The trade deficit measures the difference between the value of a nation's imported and exported goods. When exports exceed imports, a country runs a trade surplus. But in the U.S., imports have exceeded exports consistently for decades. The figure is important as a measure of U.S. competitiveness in the global market, as well as the nation's dependence on foreign countries.
Each month, the Bureau of Economic Analysis measures changes in the total amount of income that the U.S. population earns, as well as the total amount they spend on goods and services. But there's a reason we've combined them on one slide: In addition to being useful statistics separately for gauging Americans' earning power and spending activity, looking at those numbers in combination gives you a sense of how much people are saving for their future.
Consumers play a vital role in powering the overall economy, and so measures of how confident they are about the economy's prospects are important in predicting its future health. The Conference Board does a survey asking consumers to give their assessment of both current and future economic conditions, with questions about business and employment conditions as well as expected future family income.
The health of the housing market is closely tied to the overall direction of the broader economy. The S&P/Case-Shiller Home Price Index, named for economists Karl Case and Robert Shiller, provides a way to measure home prices, allowing comparisons not just across time but also among different markets in cities and regions of the nation. The number is important not just to home builders and home buyers, but to the millions of people with jobs related to housing and construction.

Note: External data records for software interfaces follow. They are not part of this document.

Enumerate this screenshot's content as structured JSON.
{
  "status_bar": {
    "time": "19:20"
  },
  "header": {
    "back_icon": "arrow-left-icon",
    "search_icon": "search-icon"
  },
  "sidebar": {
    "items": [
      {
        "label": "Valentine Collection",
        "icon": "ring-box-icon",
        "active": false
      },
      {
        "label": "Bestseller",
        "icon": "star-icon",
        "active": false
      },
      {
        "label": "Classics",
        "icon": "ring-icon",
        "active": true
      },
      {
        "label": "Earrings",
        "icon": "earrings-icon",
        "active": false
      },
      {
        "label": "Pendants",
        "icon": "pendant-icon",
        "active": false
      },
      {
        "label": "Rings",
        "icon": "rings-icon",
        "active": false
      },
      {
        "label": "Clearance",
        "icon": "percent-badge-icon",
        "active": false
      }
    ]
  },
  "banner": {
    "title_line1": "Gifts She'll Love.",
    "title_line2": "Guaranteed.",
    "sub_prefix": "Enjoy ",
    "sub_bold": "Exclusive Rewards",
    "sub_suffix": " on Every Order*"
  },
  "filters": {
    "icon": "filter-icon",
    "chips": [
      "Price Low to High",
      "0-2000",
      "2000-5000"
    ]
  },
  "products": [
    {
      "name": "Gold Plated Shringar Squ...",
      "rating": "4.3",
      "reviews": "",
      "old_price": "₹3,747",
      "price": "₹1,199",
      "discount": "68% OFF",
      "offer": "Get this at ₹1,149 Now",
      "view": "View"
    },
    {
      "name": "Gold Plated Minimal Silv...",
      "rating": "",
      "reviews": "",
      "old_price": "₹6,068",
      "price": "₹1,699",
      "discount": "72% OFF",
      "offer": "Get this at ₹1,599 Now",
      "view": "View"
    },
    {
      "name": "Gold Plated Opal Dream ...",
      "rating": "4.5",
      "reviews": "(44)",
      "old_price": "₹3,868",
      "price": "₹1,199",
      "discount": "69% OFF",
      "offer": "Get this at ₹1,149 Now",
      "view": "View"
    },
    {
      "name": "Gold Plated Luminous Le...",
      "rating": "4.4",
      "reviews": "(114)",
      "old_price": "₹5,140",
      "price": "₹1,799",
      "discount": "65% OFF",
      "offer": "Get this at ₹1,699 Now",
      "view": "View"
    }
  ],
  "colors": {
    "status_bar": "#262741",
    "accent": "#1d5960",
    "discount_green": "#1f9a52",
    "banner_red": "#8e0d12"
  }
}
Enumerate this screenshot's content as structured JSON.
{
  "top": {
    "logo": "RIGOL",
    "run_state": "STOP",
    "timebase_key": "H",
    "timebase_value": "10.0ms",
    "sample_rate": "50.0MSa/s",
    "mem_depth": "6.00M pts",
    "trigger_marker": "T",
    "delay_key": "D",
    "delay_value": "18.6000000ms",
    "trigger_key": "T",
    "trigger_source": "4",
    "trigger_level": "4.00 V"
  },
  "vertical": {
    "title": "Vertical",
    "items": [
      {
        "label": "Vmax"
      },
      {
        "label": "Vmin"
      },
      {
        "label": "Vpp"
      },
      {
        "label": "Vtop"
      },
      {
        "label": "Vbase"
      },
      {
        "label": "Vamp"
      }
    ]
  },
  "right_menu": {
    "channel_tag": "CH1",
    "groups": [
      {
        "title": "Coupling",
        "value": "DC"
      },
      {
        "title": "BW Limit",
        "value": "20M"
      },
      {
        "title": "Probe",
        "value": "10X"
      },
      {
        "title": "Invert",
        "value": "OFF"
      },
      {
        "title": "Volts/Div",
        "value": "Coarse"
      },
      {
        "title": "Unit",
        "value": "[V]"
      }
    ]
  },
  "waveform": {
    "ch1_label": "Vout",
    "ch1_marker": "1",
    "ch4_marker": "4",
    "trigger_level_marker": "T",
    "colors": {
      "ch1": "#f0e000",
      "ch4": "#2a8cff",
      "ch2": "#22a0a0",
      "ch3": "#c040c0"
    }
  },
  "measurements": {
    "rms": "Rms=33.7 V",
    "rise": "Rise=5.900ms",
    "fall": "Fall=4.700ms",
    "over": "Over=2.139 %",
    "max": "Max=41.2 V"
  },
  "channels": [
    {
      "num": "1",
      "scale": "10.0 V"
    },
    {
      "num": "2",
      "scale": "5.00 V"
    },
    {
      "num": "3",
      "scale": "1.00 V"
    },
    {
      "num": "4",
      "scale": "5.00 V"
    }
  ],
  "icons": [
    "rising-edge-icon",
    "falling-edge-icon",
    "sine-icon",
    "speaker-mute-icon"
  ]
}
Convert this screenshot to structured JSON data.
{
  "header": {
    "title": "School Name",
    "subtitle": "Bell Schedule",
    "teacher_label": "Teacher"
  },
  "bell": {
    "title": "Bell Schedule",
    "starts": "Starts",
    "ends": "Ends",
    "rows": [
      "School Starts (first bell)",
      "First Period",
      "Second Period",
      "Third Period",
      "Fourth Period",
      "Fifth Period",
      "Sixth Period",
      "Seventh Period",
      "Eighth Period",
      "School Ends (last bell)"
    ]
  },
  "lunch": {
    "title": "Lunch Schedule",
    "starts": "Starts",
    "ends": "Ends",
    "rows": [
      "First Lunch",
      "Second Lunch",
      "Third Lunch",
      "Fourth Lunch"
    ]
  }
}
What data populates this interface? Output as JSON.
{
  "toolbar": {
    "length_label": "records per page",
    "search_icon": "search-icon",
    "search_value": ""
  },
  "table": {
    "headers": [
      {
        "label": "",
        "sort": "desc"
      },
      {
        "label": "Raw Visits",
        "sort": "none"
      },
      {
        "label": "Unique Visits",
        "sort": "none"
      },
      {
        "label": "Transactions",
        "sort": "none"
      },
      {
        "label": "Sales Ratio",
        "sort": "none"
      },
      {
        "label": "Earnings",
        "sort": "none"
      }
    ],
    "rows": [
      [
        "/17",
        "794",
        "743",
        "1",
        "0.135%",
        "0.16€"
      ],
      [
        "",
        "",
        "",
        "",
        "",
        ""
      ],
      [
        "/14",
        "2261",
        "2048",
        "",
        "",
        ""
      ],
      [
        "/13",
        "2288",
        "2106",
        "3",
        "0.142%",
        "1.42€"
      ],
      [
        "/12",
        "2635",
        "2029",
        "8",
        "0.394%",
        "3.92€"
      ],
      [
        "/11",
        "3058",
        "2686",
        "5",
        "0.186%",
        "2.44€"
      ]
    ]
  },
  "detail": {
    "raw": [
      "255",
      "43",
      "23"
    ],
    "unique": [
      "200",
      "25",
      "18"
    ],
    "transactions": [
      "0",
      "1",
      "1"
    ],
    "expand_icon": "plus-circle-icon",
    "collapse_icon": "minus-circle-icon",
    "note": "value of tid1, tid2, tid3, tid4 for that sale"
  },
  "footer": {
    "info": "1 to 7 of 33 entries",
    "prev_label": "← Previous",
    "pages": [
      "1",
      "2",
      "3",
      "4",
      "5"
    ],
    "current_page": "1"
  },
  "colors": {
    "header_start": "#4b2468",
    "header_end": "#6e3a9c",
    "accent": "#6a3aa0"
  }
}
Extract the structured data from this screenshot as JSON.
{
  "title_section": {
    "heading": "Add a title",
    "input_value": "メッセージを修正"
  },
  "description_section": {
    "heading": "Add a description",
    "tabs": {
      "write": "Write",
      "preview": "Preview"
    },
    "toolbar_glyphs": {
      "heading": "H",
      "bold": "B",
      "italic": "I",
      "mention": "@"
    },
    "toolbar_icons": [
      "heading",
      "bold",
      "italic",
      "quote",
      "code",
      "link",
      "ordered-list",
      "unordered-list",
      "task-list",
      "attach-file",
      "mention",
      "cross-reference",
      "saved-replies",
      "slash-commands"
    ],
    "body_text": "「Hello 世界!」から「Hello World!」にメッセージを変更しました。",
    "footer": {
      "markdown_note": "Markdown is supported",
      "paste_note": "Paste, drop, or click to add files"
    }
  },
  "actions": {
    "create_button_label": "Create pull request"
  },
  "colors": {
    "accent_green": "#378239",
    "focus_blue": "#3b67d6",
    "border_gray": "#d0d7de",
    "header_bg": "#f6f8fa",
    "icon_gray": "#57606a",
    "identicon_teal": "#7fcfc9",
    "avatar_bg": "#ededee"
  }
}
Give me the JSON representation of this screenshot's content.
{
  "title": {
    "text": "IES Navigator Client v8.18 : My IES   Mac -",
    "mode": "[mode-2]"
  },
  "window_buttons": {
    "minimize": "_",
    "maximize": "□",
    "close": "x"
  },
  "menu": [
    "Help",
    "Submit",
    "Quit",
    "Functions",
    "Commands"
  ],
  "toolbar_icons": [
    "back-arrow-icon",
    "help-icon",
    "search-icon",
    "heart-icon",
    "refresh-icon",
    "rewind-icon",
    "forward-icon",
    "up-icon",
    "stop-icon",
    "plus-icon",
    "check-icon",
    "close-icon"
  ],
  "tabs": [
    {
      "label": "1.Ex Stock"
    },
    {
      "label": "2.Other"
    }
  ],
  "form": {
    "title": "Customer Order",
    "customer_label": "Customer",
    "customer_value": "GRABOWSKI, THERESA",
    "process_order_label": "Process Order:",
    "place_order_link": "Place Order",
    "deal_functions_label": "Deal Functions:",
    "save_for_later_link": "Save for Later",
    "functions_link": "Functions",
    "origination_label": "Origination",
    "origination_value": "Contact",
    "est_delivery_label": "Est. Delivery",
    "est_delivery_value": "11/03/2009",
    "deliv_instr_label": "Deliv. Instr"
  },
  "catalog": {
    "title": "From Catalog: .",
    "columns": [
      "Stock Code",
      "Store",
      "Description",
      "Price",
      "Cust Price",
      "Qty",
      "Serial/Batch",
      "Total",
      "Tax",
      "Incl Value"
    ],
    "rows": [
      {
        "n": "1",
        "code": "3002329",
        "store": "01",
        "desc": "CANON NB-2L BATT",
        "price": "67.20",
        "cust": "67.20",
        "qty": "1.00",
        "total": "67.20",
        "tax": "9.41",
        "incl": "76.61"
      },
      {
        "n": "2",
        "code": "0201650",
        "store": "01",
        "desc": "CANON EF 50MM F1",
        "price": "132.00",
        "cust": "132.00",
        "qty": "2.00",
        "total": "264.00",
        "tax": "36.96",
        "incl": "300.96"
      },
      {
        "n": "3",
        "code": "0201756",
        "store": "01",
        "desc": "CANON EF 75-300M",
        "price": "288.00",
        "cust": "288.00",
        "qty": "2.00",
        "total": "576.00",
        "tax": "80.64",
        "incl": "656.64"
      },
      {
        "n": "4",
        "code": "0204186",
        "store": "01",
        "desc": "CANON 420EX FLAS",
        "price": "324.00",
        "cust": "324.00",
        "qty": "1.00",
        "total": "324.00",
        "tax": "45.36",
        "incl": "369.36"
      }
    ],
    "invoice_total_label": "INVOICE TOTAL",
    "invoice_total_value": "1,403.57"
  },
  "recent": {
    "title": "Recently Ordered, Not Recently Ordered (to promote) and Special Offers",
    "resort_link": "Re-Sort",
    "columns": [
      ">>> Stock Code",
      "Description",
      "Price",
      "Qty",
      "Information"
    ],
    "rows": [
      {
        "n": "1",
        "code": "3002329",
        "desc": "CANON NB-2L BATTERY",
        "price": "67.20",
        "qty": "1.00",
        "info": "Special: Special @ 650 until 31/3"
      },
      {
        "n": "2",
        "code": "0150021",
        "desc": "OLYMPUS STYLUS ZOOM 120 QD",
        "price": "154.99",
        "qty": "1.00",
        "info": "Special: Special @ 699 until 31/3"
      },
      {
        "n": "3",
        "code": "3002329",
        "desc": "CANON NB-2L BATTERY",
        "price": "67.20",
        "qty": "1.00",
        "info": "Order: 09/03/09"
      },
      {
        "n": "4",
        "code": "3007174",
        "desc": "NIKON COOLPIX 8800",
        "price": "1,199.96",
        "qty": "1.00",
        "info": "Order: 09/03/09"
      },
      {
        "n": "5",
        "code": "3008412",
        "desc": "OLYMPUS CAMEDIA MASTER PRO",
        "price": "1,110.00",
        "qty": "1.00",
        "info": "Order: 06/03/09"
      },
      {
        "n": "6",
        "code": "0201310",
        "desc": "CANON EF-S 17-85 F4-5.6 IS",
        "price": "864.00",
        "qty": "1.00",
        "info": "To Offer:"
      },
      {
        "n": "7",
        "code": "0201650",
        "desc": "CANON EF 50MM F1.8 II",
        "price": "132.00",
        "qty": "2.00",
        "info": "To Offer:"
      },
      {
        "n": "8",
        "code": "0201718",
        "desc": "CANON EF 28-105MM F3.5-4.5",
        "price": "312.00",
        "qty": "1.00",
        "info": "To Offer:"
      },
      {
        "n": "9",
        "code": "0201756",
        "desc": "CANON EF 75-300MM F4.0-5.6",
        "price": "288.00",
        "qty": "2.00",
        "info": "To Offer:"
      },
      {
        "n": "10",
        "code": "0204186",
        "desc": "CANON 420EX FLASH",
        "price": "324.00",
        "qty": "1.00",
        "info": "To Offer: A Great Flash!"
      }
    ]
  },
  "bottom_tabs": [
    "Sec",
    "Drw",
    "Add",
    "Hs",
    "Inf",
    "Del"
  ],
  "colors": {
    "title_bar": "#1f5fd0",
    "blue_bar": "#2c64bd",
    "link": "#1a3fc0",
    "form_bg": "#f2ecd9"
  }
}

Most economic data provides a backward-looking view of what has already happened to the economy. But the Conference Board's Leading Economic Index attempts to gauge the future. To do so, the index looks at data on employment, manufacturing, home construction, consumer sentiment, and the stock and bond markets to put together a complete picture of expected economic conditions ahead.